"Thou shalt not bear false witness against thy neighbor," the eighth commandment (in some numberings, ninth) reads.
When I was growing up in Sunday school our teachers usually paraphrased the archaic King James Version English of that commandment as "don't lie." Teaching children not to lie is a good Sunday school lesson, but note that this isn't actually what the commandment says. It's much more specific, prohibiting a particular kind of lying — "false witness." A better children's paraphrase might be "don't accuse anyone of something they didn't do" or "don't make up bad things about other people."
The distinction and the specificity matters. Lying is a bad thing and if you're teaching small children in Sunday school about the importance of telling the truth, there are plenty of other Bible passages you can cite to make that point. But this particular kind of lying — bearing false witness — is singled out as particularly bad. It's corrosive and enslaving in a way that other lying may not always be.
To explore this, I'd like to revisit a classic Ethics 101 hypothetical situation involving, as so many of these hypothetical situations seem to, Nazis. (I apologize for violating the "Godwin" convention.)
Say you're living in occupied Holland during World War II and you've got a neighboring Jewish family hidden in your attic. A local busybody, a collaborator eager to curry favor with the occupying Nazi government, comes sniffing around looking for anything he might learn that would earn the oppressor's praise. Is it acceptable to lie to this man, to deceive him in order to ensure the safety of the innocent family you are helping to rescue?
Note that this classic hypothetical dilemma was not-at-all hypothetical for many actual people who lived it. The righteous gentiles of the Netherlands — people like the Ten Boom family or the many helpers who tried to save Anne Frank's family — were constantly confronted by this very real, high-stakes situation. And every time, they lied. They actively, aggressively worked to deceive the collaborators and the Nazis themselves, lying, misleading, forging papers and deceiving without hesitation or remorse.
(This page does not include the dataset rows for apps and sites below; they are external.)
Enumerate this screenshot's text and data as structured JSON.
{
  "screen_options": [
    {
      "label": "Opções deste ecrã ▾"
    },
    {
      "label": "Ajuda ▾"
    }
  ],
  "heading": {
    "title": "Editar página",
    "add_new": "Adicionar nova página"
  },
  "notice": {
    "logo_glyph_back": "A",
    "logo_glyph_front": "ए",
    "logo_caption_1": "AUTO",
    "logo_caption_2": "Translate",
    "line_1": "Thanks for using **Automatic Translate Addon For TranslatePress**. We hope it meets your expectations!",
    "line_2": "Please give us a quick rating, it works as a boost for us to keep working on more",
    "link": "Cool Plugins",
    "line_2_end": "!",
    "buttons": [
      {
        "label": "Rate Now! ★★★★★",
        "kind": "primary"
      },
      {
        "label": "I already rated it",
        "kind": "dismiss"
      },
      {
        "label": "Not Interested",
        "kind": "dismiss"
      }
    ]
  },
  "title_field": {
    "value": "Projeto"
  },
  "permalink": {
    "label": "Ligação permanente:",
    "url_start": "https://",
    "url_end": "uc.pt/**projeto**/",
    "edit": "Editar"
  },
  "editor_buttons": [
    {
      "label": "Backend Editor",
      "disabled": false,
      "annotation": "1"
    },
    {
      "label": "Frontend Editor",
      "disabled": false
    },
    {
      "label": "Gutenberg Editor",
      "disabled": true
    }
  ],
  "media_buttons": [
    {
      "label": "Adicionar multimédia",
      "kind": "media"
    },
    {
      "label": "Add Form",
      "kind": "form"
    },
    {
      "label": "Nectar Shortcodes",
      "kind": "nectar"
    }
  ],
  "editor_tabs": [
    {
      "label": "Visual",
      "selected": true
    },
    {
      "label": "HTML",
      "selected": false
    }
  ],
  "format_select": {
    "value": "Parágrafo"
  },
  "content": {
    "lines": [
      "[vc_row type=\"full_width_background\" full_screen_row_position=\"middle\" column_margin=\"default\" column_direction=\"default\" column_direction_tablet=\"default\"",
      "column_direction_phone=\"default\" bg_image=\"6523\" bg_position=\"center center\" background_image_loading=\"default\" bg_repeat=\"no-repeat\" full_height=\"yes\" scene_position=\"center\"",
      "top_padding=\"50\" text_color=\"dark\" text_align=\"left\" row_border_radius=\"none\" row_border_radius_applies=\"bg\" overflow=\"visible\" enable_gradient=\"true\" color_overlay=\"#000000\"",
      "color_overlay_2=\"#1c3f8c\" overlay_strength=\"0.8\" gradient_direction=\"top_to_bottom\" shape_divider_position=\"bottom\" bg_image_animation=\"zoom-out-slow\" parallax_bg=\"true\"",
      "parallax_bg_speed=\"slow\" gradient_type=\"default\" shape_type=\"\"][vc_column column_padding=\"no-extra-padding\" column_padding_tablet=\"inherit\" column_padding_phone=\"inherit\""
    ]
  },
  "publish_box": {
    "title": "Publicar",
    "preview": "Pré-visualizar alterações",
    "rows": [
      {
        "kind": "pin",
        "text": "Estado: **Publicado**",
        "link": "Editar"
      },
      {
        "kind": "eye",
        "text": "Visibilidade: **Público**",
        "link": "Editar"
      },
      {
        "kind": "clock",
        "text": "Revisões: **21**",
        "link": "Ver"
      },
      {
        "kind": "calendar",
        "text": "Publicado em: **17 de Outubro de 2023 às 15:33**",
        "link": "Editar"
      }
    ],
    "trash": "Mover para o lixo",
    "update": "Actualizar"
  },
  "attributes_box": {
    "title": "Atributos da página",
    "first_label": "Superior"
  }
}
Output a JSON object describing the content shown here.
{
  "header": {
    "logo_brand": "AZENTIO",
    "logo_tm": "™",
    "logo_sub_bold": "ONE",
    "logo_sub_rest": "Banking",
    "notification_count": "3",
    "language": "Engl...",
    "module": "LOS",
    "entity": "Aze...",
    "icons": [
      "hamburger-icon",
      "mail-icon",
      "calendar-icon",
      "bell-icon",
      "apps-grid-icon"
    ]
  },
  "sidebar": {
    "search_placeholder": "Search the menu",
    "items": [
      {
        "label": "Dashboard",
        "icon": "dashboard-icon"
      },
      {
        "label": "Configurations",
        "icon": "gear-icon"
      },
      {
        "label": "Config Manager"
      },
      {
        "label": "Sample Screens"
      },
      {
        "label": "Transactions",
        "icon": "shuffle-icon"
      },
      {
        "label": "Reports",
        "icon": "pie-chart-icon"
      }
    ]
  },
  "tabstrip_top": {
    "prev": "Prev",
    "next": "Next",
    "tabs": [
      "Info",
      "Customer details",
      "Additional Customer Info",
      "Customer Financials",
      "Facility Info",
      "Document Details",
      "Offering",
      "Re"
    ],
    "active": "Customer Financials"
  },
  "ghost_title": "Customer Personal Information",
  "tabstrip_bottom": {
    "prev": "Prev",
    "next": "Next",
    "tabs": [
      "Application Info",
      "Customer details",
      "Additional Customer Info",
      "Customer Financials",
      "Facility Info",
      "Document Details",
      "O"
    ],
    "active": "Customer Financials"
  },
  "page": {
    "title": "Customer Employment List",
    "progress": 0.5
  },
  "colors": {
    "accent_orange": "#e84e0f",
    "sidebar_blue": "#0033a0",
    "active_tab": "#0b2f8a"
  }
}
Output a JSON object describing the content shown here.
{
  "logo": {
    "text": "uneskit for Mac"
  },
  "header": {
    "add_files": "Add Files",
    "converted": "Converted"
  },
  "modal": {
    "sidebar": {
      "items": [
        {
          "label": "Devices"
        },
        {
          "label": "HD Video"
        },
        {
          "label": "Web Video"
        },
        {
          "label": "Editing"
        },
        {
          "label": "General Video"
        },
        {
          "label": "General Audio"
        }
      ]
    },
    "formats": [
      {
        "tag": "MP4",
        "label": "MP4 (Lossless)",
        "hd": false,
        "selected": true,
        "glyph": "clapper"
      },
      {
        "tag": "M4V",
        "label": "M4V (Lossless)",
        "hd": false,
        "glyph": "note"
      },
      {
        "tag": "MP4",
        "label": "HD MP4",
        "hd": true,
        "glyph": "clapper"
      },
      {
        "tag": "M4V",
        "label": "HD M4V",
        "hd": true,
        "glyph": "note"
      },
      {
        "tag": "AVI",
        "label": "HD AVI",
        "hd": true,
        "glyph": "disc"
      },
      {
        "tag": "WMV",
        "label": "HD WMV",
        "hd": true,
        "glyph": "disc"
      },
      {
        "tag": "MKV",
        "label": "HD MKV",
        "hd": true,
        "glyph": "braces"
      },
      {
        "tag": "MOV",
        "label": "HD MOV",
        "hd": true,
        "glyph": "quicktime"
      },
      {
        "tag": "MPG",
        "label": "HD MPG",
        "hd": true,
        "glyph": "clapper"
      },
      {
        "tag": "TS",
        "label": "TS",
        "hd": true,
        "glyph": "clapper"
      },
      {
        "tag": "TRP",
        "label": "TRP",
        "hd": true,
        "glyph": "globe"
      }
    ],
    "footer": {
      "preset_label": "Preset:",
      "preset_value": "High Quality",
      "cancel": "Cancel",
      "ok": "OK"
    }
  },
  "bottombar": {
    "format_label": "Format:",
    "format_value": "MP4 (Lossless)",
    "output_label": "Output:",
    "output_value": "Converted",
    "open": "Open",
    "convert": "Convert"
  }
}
I believe they were right to do so. I think this is obvious and uncontroversial. This is, in fact, the judgment of history. These people are remembered as righteous gentiles, after all, because they chose to lie to protect the innocent.
There are schools of thought which regard the moral duty never to lie as applying even in cases such as this. (Michael Sandel has an engaging discussion of Kant's views on this, if you're interested. As far as that consequentialist/inconsequentialist argument goes, I'll see your Kant and raise you a Bonhoeffer.) My point here is not to rehash that argument, but simply to point out that this sort of lie — deceiving an evildoer to protect the innocent from harm — is a wholly different species from the sort of lie prohibited in the Ten Commandments. The rescuers lied, but they did not bear false witness against their neighbors.
Lying about others — bearing false witness against them — is dangerously corrosive. It sets the liar on a downward path that leads not just to moral confusion, but to epistemological insanity. Bearing false witness will ultimately make you crazy.
What may start out as a well-intentioned choice to "fight dirty" for a righteous cause gradually forces the bearers of false witness to behave as though their false testimony were true. This is treacherous — behaving in accord with unreality is never effective, wise or safe. Ultimately, the bearers of false witness come to believe their own lies. They come to be trapped in their own fantasy world, no longer willing or able to separate reality from unreality. Once the bearers of false witness are that far gone it may be too late to set them free from their self-constructed prisons.
This slide from fighting dirty to embracing insanity happens in politics, obviously, but not only in politics. And regardless of the arena the end result is the same. The bearers of false witness make themselves stupid — so stupid that they don't even seem to notice that they've surrendered the argument by choosing to live in a fantasy world in which all arguments are irrelevant.
Anyway, contra Kant, I believe it may be justified and just sometimes to lie to evildoers. But don't lie about others, not even about those you regard as evildoers. That's never justified and it won't end well for you.